## Extracted information
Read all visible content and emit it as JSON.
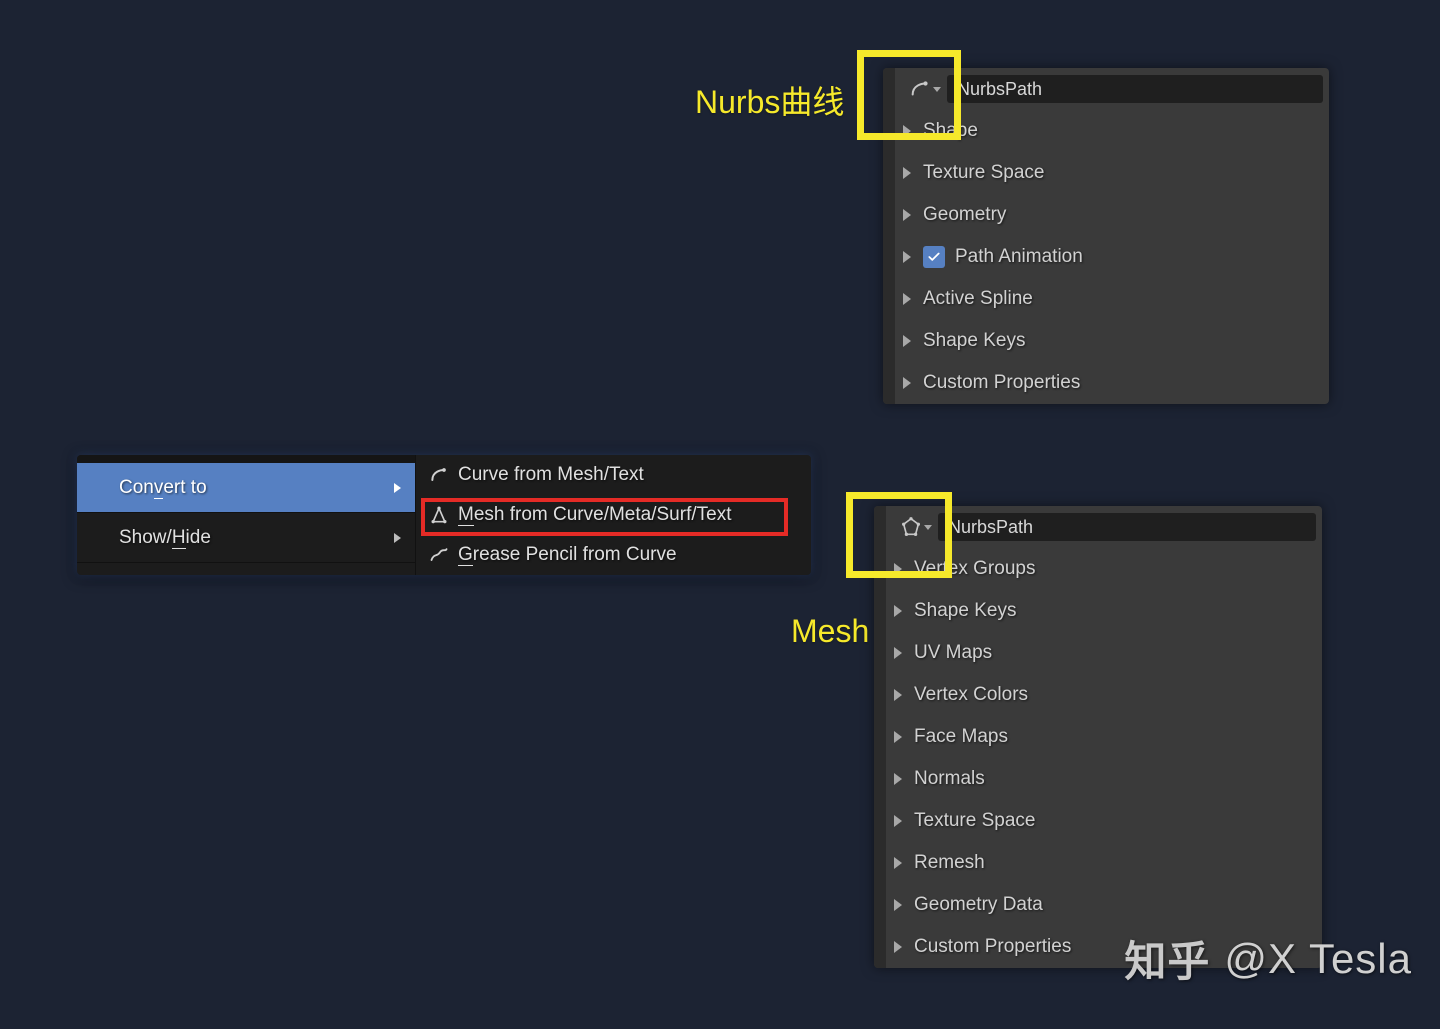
{
  "annotations": {
    "nurbs_label": "Nurbs曲线",
    "mesh_label": "Mesh"
  },
  "panel_curve": {
    "name": "NurbsPath",
    "rows": [
      "Shape",
      "Texture Space",
      "Geometry",
      "Path Animation",
      "Active Spline",
      "Shape Keys",
      "Custom Properties"
    ]
  },
  "panel_mesh": {
    "name": "NurbsPath",
    "rows": [
      "Vertex Groups",
      "Shape Keys",
      "UV Maps",
      "Vertex Colors",
      "Face Maps",
      "Normals",
      "Texture Space",
      "Remesh",
      "Geometry Data",
      "Custom Properties"
    ]
  },
  "menu": {
    "left": {
      "convert_pre": "Con",
      "convert_u": "v",
      "convert_post": "ert to",
      "show_pre": "Show/",
      "show_u": "H",
      "show_post": "ide"
    },
    "right": {
      "curve": "Curve from Mesh/Text",
      "mesh_pre": "",
      "mesh_u": "M",
      "mesh_post": "esh from Curve/Meta/Surf/Text",
      "gp_pre": "",
      "gp_u": "G",
      "gp_post": "rease Pencil from Curve"
    }
  },
  "watermark": {
    "site": "知乎",
    "user": "@X Tesla"
  }
}
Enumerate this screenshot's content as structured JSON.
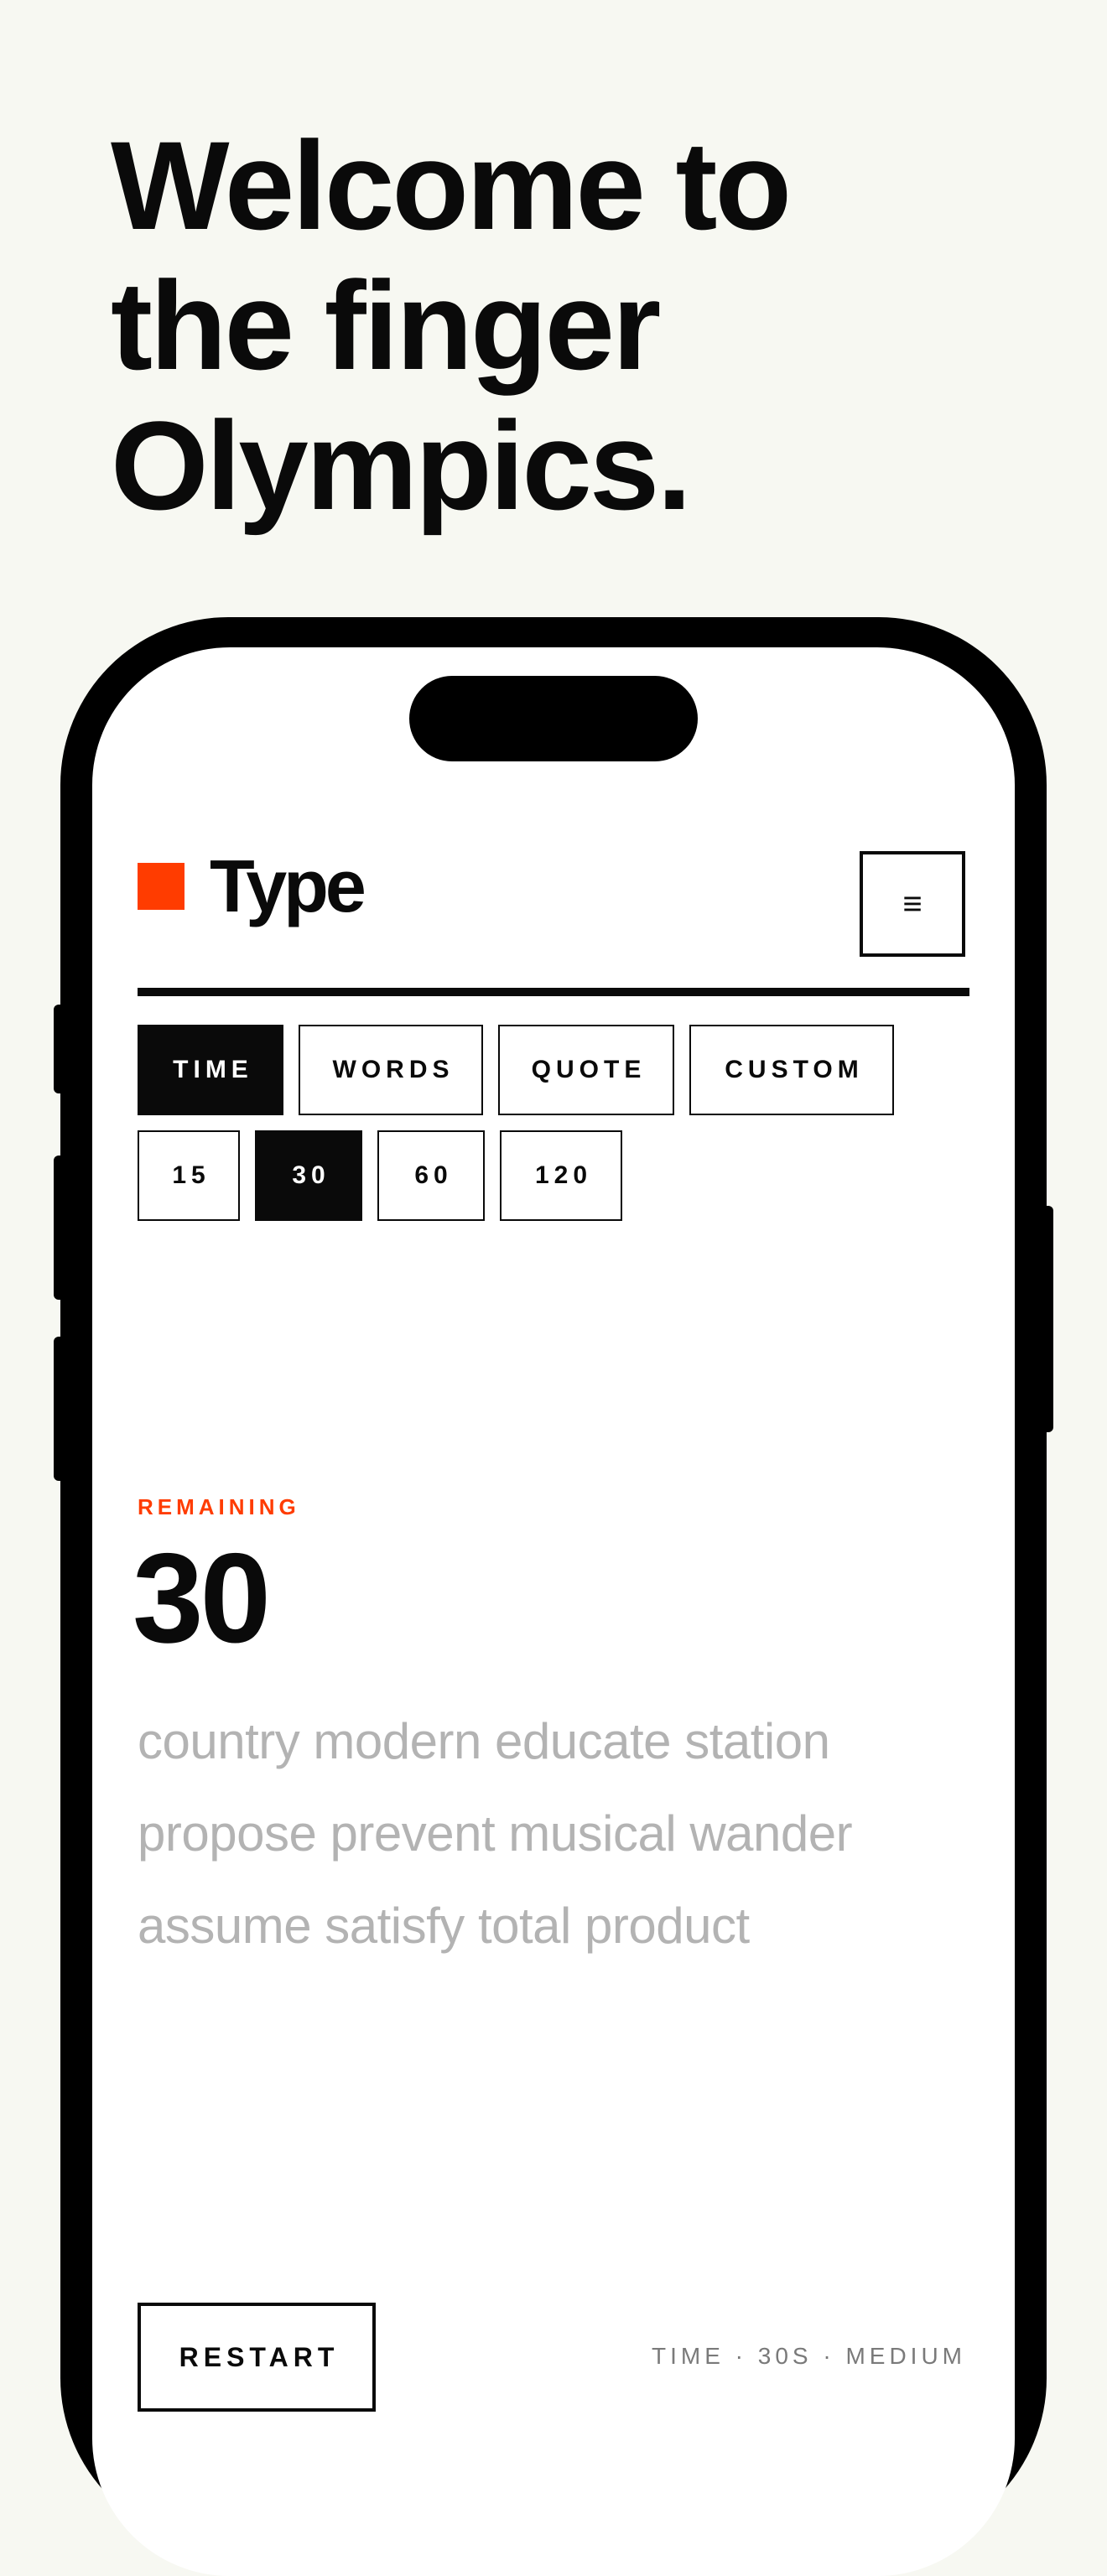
{
  "headline": {
    "line1": "Welcome to",
    "line2": "the finger",
    "line3": "Olympics."
  },
  "app": {
    "name": "Type",
    "brand_color": "#ff3c00",
    "menu_icon": "hamburger-menu-icon",
    "menu_glyph": "≡"
  },
  "modes": [
    {
      "label": "TIME",
      "active": true
    },
    {
      "label": "WORDS",
      "active": false
    },
    {
      "label": "QUOTE",
      "active": false
    },
    {
      "label": "CUSTOM",
      "active": false
    }
  ],
  "durations": [
    {
      "label": "15",
      "active": false
    },
    {
      "label": "30",
      "active": true
    },
    {
      "label": "60",
      "active": false
    },
    {
      "label": "120",
      "active": false
    }
  ],
  "timer": {
    "label": "REMAINING",
    "value": "30"
  },
  "word_lines": [
    "country modern educate station",
    "propose prevent musical wander",
    "assume satisfy total product"
  ],
  "footer": {
    "restart_label": "RESTART",
    "status": "TIME · 30S · MEDIUM"
  }
}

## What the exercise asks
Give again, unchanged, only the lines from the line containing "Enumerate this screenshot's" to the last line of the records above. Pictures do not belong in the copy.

## Response to this task
Enumerate this screenshot's content as structured JSON.
{
  "headline": {
    "line1": "Welcome to",
    "line2": "the finger",
    "line3": "Olympics."
  },
  "app": {
    "name": "Type",
    "brand_color": "#ff3c00",
    "menu_icon": "hamburger-menu-icon",
    "menu_glyph": "≡"
  },
  "modes": [
    {
      "label": "TIME",
      "active": true
    },
    {
      "label": "WORDS",
      "active": false
    },
    {
      "label": "QUOTE",
      "active": false
    },
    {
      "label": "CUSTOM",
      "active": false
    }
  ],
  "durations": [
    {
      "label": "15",
      "active": false
    },
    {
      "label": "30",
      "active": true
    },
    {
      "label": "60",
      "active": false
    },
    {
      "label": "120",
      "active": false
    }
  ],
  "timer": {
    "label": "REMAINING",
    "value": "30"
  },
  "word_lines": [
    "country modern educate station",
    "propose prevent musical wander",
    "assume satisfy total product"
  ],
  "footer": {
    "restart_label": "RESTART",
    "status": "TIME · 30S · MEDIUM"
  }
}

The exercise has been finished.